The Limits of Emacs Advice
Today at work I was using impatient-mode to share some code
with Brian. It makes for a really handy live pastebin. To
limit the buffer to the relevant code, I narrowed it down with
narrow-to-region. However, the browser wouldn’t update to show only
the narrowed region until I made an edit. This makes sense because
after-change-functions. Narrowing the buffer
doesn’t change anything in the buffer, so, as expected, this hook is
The solution would be to also join whatever hook is called when the buffer restriction changes. Unfortunately, no such hook exists.
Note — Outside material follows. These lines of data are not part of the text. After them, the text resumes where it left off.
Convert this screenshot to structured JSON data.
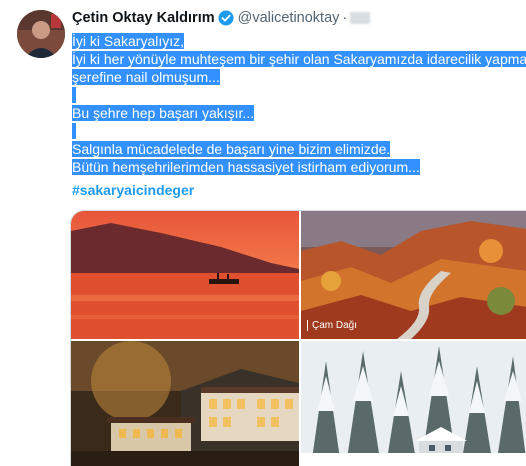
{
  "user": {
    "name": "Çetin Oktay Kaldırım",
    "handle": "@valicetinoktay",
    "separator": "·"
  },
  "tweet": {
    "lines": [
      "İyi ki Sakaryalıyız,",
      "İyi ki her yönüyle muhteşem bir şehir olan Sakaryamızda idarecilik yapma",
      "şerefine nail olmuşum...",
      "",
      "Bu şehre hep başarı yakışır...",
      "",
      "Salgınla mücadelede de başarı yine bizim elimizde.",
      "Bütün hemşehrilerimden hassasiyet istirham ediyorum..."
    ],
    "hashtag": "#sakaryaicindeger"
  },
  "media": {
    "tile2_caption": "Çam Dağı"
  },
  "colors": {
    "selection": "#3390ff",
    "link": "#1d9bf0",
    "verified": "#1d9bf0"
  }
}
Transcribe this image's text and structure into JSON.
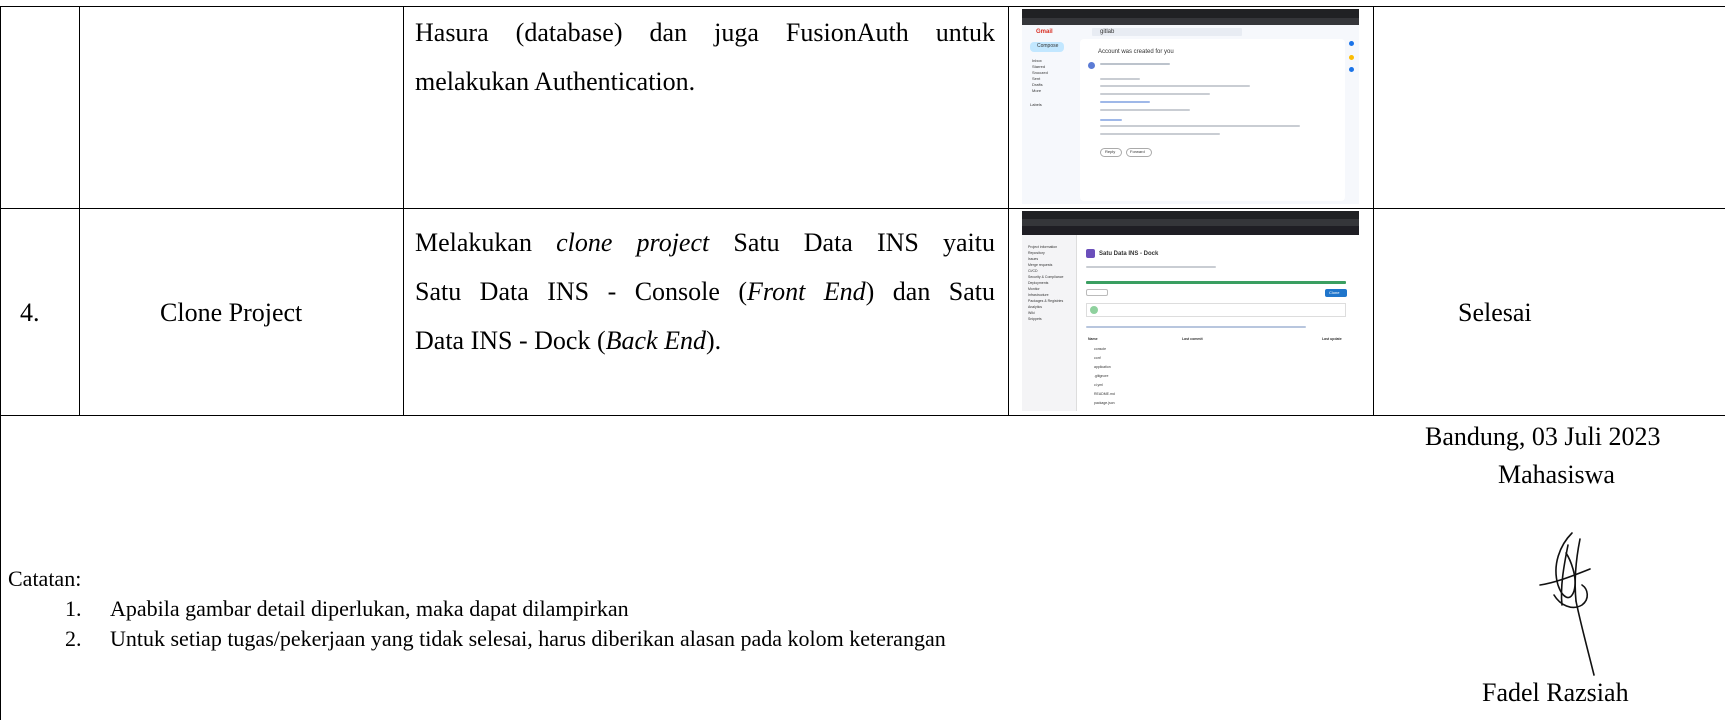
{
  "rows": [
    {
      "no": "",
      "task": "",
      "description_lines": [
        "Hasura (database) dan juga FusionAuth untuk",
        "melakukan Authentication."
      ],
      "status": "",
      "screenshot": {
        "app": "Gmail",
        "search": "gitlab",
        "subject": "Account was created for you",
        "compose": "Compose",
        "sidebar": [
          "Inbox",
          "Starred",
          "Snoozed",
          "Sent",
          "Drafts",
          "More"
        ],
        "labels_heading": "Labels",
        "reply": "Reply",
        "forward": "Forward"
      }
    },
    {
      "no": "4.",
      "task": "Clone Project",
      "description_lines": [
        "Melakukan clone project Satu Data INS yaitu",
        "Satu Data INS - Console (Front End) dan Satu",
        "Data INS - Dock (Back End)."
      ],
      "status": "Selesai",
      "screenshot": {
        "project_title": "Satu Data INS - Dock",
        "sidebar": [
          "Project information",
          "Repository",
          "Issues",
          "Merge requests",
          "CI/CD",
          "Security & Compliance",
          "Deployments",
          "Monitor",
          "Infrastructure",
          "Packages & Registries",
          "Analytics",
          "Wiki",
          "Snippets"
        ],
        "table_headers": [
          "Name",
          "Last commit",
          "Last update"
        ],
        "files": [
          "console",
          "conf",
          "application",
          ".gitignore",
          "ci.yml",
          "README.md",
          "package.json"
        ],
        "clone_button": "Clone"
      }
    }
  ],
  "footer": {
    "place_date": "Bandung, 03 Juli 2023",
    "role": "Mahasiswa",
    "name": "Fadel Razsiah",
    "notes_heading": "Catatan:",
    "notes": [
      {
        "num": "1.",
        "text": "Apabila gambar detail diperlukan, maka dapat dilampirkan"
      },
      {
        "num": "2.",
        "text": "Untuk setiap tugas/pekerjaan yang tidak selesai, harus diberikan alasan pada kolom keterangan"
      }
    ]
  }
}
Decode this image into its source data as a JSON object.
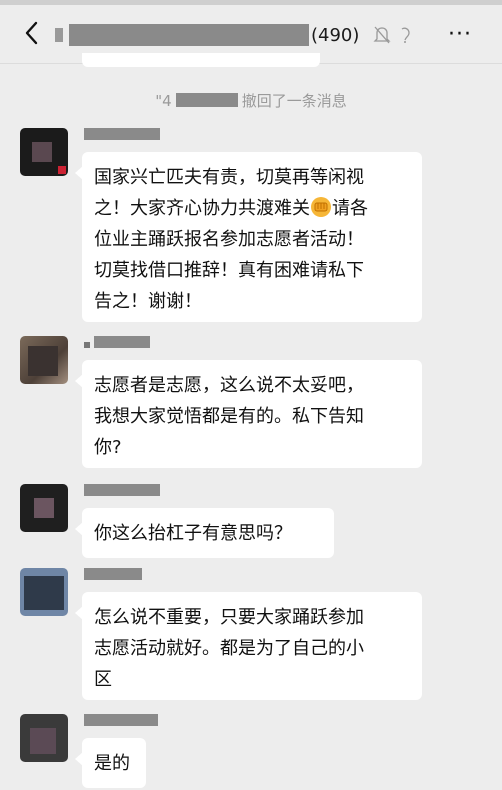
{
  "header": {
    "member_count": "(490)",
    "back_icon": "chevron-left-icon",
    "mute_icon": "bell-muted-icon",
    "more_icon": "more-icon"
  },
  "system_notice": {
    "name_prefix": "\"4",
    "recalled_text": "撤回了一条消息"
  },
  "messages": [
    {
      "text_lines": [
        "国家兴亡匹夫有责，切莫再等闲视",
        "之！大家齐心协力共渡难关",
        "位业主踊跃报名参加志愿者活动！",
        "切莫找借口推辞！真有困难请私下",
        "告之！谢谢！"
      ],
      "trailing_after_emoji": "请各",
      "emoji": "fist-emoji"
    },
    {
      "text_lines": [
        "志愿者是志愿，这么说不太妥吧，",
        "我想大家觉悟都是有的。私下告知",
        "你?"
      ]
    },
    {
      "text_lines": [
        "你这么抬杠子有意思吗？"
      ]
    },
    {
      "text_lines": [
        "怎么说不重要，只要大家踊跃参加",
        "志愿活动就好。都是为了自己的小",
        "区"
      ]
    },
    {
      "text_lines": [
        "是的"
      ]
    }
  ]
}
I thought I could create this hook with some advice, but this turns out to be currently impossible.
What’s advice? It’s a handy feature of Emacs lisp that allows users to modify the behavior of almost any function without having to redefine it. It works a little bit like methods in the Common Lisp Object System (CLOS): advice is code than can be evaluated before, after, or around a function.
Advice is defined with
defadvice. Duh. For example, say we wanted to
be silly and have Emacs say “Ouch!” when a line is killed with
kill-line. We can advise this function to display a message.
(defadvice kill-line (after say-ouch activate) (message "Ouch!"))
This says we want to advise the function
kill-line, we want this
advise to execute after
kill-line has run, our advice is named
say-ouch”, and we want to immediately activate this advice so it
gets used right away. The rest is the body of the advice, like the
body of a function. After evaluating this
defadvice, every time I
C-k Emacs says “Ouch!” in the minibuffer. Cool!
narrow-to-region and widen
A hook is a variable that holds a list of functions. (Or maybe hooks are the functions in this list? Emacs’ documentation calls both of these things hooks.) These functions are called, usually without arguments, when some specific event occurs. For example, every mode has its own mode hook which is called when the mode is activated in a buffer. This allows users to extend or modify the mode — like by enabling additional minor modes — without editing the mode’s source code directly.
To make our hook work we need to advise
to run the hook after they’ve done their work. These are the primitive
narrowing functions which all the other narrowing functions eventually
narrow-to-page, and any other
mode-specific narrowing. Advising these two functions will cover all
buffer narrowing. It should be this simple.
(defvar change-restriction-hook ()) (defadvice narrow-to-region (after hook activate) (run-hooks 'change-restriction-hook)) (defadvice widen (after hook activate) (run-hooks 'change-restriction-hook))
At first this seems to work. I can add a test hook see them activate
when I use
M-x narrow-to-region and
M-x widen. However, when I use
other narrowing functions, like
narrow-to-defun, my hook functions
Is there a narrowing primitive I missed? I check the source
code. Nope, these are lisp functions which ultimately call
narrow-to-region. Is the advice not getting used when called
indirectly? I test that out.
(defun foo () (interactive) (narrow-to-region 1 2))
This works fine. Hmmm, these other functions are byte-compiled, maybe that’s the problem.
Bingo. The advice has stopped working. It has something to do with byte-compilation.
Let’s take a look at the bytecode for
(symbol-function 'foo) ;; => #[nil "\300\301}\207" [1 2] 2 nil nil]
I don’t know too much about Emacs’ byte code, but here’s the gist of
it. A compiled function is a special type of vector (hence the
form). This is a legal s-expression which you can use directly in
regular Elisp code just like it was a function. The only reason you’d
do so is for obfuscation, so it would look very suspicious.
The first element of this function vector is the parameter list —
empty in this case. The second is a string containing the actual
bytecodes. The rest holds the various constants from the function
body. This includes the symbols of other functions called by this
function. It’s important to note that
narrow-to-region does not
appear in this list!
Curious. Let’s take a closer look at the bytecode.
(coerce (aref (symbol-function 'foo2) 1) 'list) ;; => (192 193 125 135)
bytecomp.el from the Emacs distribution I can see that
codes 192 and 193 are used for accessing constants. This pushes my
constants 1 and 2 onto a stack for use as function arguments. Next up
is 125, which corresponds to
It turns out
narrow-to-region is so special — probably because it’s
used very frequently — that it gets its own bytecode. The primitive
function call is being compiled away into a single instruction. This
means my advice will not be considered in byte-compiled code. Darnit.
The same is true for
widen (code 126).
Where to go now?
Since it’s not possible to hook or advise the buffer-narrowing primitives, impatient-mode would need to hook some other event that tends to happen at the same time. Perhaps any time a command is executed in the current buffer it could check for changes to the buffer restriction and, if so, update any attached web clients. I’ll figure something out.